The Dutch-born full-back burst onto the scene on the eve of the 2018 World Cup, and made such a profound impact that he made the squad to Russia. On loan at Twente this season, he finally appears to have put his injury hell behind him, and has been one of the more impressive performers for the European chasers.
Ebuehi’s goal at the weekend – his first of the season – helped the Enschede-based club to a deserved draw against Feyenoord. The performance as a whole though perfectly summed him up as a player: he is tidy in possession (his 83 percent pass-completion rate for the season eclipses the other two), clean in his process and decision-making, and capable of getting forward when the occasion requires.

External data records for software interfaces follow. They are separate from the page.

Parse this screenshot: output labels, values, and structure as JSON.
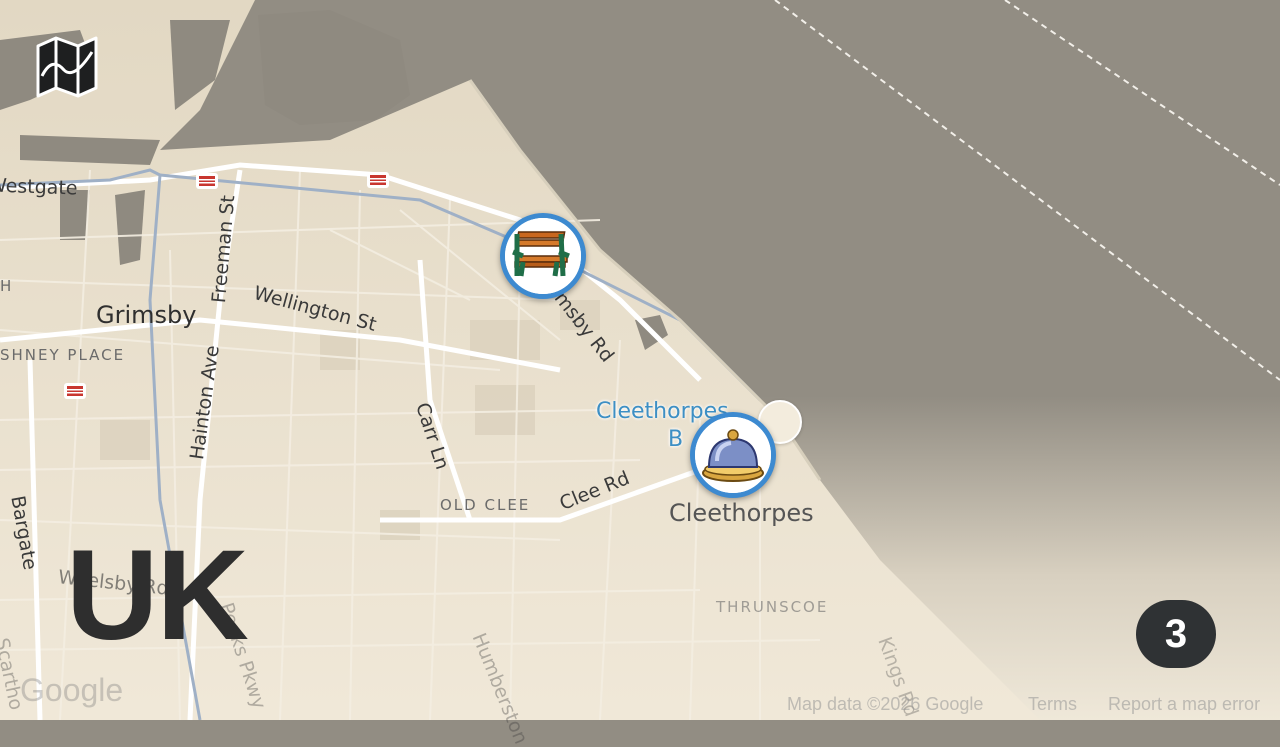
{
  "map": {
    "region_label": "UK",
    "round_number": "3",
    "street_labels": {
      "westgate": "Westgate",
      "freeman_st": "Freeman St",
      "wellington_st": "Wellington St",
      "grimsby_rd": "Grimsby Rd",
      "hainton_ave": "Hainton Ave",
      "carr_ln": "Carr Ln",
      "clee_rd": "Clee Rd",
      "bargate": "Bargate",
      "welsby_rd": "Weelsby Rd",
      "peaks_pkwy": "Peaks Pkwy",
      "humberston": "Humberston",
      "kings_rd": "Kings Rd",
      "scartho": "Scartho"
    },
    "towns": {
      "grimsby": "Grimsby",
      "cleethorpes": "Cleethorpes"
    },
    "districts": {
      "freshney_place": "SHNEY PLACE",
      "old_clee": "OLD CLEE",
      "thrunscoe": "THRUNSCOE",
      "edge_label": "H"
    },
    "poi": {
      "beach_line1": "Cleethorpes",
      "beach_line2": "B"
    },
    "markers": [
      {
        "name": "bench",
        "icon": "bench-icon"
      },
      {
        "name": "service-bell",
        "icon": "service-bell-icon"
      }
    ],
    "attribution": {
      "google": "Google",
      "map_data": "Map data ©2026 Google",
      "terms": "Terms",
      "report": "Report a map error"
    },
    "colors": {
      "land": "#e9e0cc",
      "sea": "#928d83",
      "marker_ring": "#3d8ad0",
      "badge": "#2f3234"
    }
  }
}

In a word: balanced.
He is less explosive than the other two, but is the most positionally astute and can most handle himself defensively. He will overlap, but will not do so willy-nilly.
Ehizibue is very much of an attacking slant, and is minded to bomb forward.
The Koln man seemed to have fallen out of favour with the Billy Goats between mid-October and early January, but has reasserted himself to aid the club’s fight against relegation.
A notable plus for the 25-year-old is his elite-level speed – back in May 2020, he was clocked at 35.85km/hr, the third-fastest sprint time in Bundesliga history.
Perhaps as a consequence of having played as a winger earlier in his career, his defensive instincts are not quite as sharp as Ebuehi’s or Aina’s: he is an attacking threat first and foremost, and the best crosser of the three with 0.5 crosses attempted per 90 and a 29 percent success rate, both higher than the other two have managed this term.
Not to say he is a poor defender, of course; just that he is perhaps not as positionally reliable, and spends less time mucking about with defensive duties.
Which of the three Rohr elects to go with would depend a great deal on who is playing ahead of them on the right of the attack.
If, as has been the case in recent times, Chukwueze remains first-choice, that would seem to favour either Ebuehi or Ehizibue more. The Villarreal man is not the most conscientious when it comes to fulfilling his defensive responsibilities, and so it would be important to select a right-back who can hold his own without needing support.
However, who he picks is perhaps of secondary importance. More pertinently, for the first time since he took charge of the national team, Rohr has enough options to choose from that he can afford to think in tactical terms. That, in itself, is a clear win.